zeekblitz1 karma

I've had my same phone number for about 8 years now, but yet I continue to receive phone calls, almost daily or multiple times a day from various numbers asking for the same person, who is not me. Is there anything I can do about this to make it stop?

GlapLaw2 karma

Tell them to stop, but if that hasn't worked, figure out who the most frequent violators are, and assuming those companies have made a lot of calls, go to a TCPA attorney and let them know the company name, number(s), estimated number of calls, and the situation.

joesighugh1 karma

I've been receiving calls from a company in Texas area codes which mentions I have an outstanding payday loan or something and that they're going to get a warrant issued for my arrest if I don't settle. I never took out the loan but they had an old (now closed, thank god) bank account number they referenced. Would this be a good case?

GlapLaw2 karma

Are you able to determine what company it is? It sounds like a scam, but I've seen "legit" companies behave similarly.

SecessionIsLaughable1 karma

Is it possible to do anything about the calls from a "Windows Tech"?

They love to say my computer is being hacked right now, even when I tell them the computer is off. At first, it was funny... Now, it just pisses me off. I repeatedly asked them to not call me again, but they just ignore anything you say. To call these people bastards would be an understatement.

GlapLaw2 karma

From my research, these are scam outfits in India. I just don't know of any feasible way to go after them legally.

Silverwave21 karma

A few month back I got a new phone number, now every few days I get calls from different 800 numbers that are all automated sex line messages, I do not know how to speak with a human on the line and do not want to pay to speak to one do I have a case?

GlapLaw2 karma

That could very well be a case, if you can identify the company(ies) calling.

Silverwave21 karma

Ok, next time they call ill listen. Now i do need to ask, if the previous owner of this number gave out the number will that hurt the (potential) case?

GlapLaw2 karma

Consent can only be given by the current subscriber or customary user, not a previous subscriber.

If you Google the numbers you should be able to identify companies.

dee_berg1 karma


I am getting constant robo calls that pretend to be people asking to install GE security software.
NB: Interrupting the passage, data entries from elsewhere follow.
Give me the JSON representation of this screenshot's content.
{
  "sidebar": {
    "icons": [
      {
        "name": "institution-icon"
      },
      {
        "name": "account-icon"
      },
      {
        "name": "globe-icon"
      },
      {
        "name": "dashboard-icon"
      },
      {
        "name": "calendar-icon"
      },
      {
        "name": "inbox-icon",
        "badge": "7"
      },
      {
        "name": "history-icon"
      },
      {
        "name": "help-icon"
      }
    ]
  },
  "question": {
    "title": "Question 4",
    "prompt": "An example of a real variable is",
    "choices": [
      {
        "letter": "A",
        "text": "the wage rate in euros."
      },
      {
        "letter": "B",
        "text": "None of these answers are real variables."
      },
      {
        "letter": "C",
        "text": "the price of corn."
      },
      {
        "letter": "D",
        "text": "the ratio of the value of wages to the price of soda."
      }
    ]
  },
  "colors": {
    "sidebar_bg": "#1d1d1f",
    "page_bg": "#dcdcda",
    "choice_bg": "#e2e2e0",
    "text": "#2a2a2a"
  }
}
Eventually I decided to stay on and answer through the questions and was connected to a person. I asked for the name of the company they work for and it doesnt exist. WHAT ON EARTH CAN I DO TO MAKE THEM STOP?

Edit: All on cell phone, have a list of blocked numbers, and would be HAPPY to sue.

GlapLaw1 karma

I get these too. They're nearly impossible to economically trace to the source, in my experience.

Always_Excited1 karma

I work in a small business, and we get a call by a credit card processing company twice a day. i put our number on the do not call list, and it didn't stop them.

Are business land lines free game?

GlapLaw1 karma

The DNC list only applies to business lines, as far as I know.

Naranjas11 karma

Good stuff. I get these calls from time to time (Your Health Insurance is APPROVED!) but never keep a log of them or jot anything down. The next time I get one, what information do I need to get from them that would be helpful to you?

GlapLaw1 karma

Company name (and some corroboration of that name, such as a website, email address, or call back number).

SquidBolado1 karma

Would this apply to spam emails perhaps?

GlapLaw2 karma

Oh God, I wish. Not federally. I believe some states have email spam laws, but I am not well versed in those. California does I believe.

Wild_Hair1 karma

What are your thoughts on companies using devices to mask their true phone number?

If I get a call from a number like this, how do I report the scam or abuse?

I keep getting a call from "Microsoft Support" telling me my IP address is bad and I need to give them information. I know it's a scam because I don't have a home computer.

GlapLaw1 karma

My thoughts? I wish technology/Congress/carriers would somehow come up with a way to unmask/prevent spoofing. But I don't know of any easy way.

The best bet for these calls is to block and/or ignore completely (don't press "1", don't yell at them). You can report to the FCC as well, but they're well aware of these guys.

In all likelihood, they're scammers based overseas.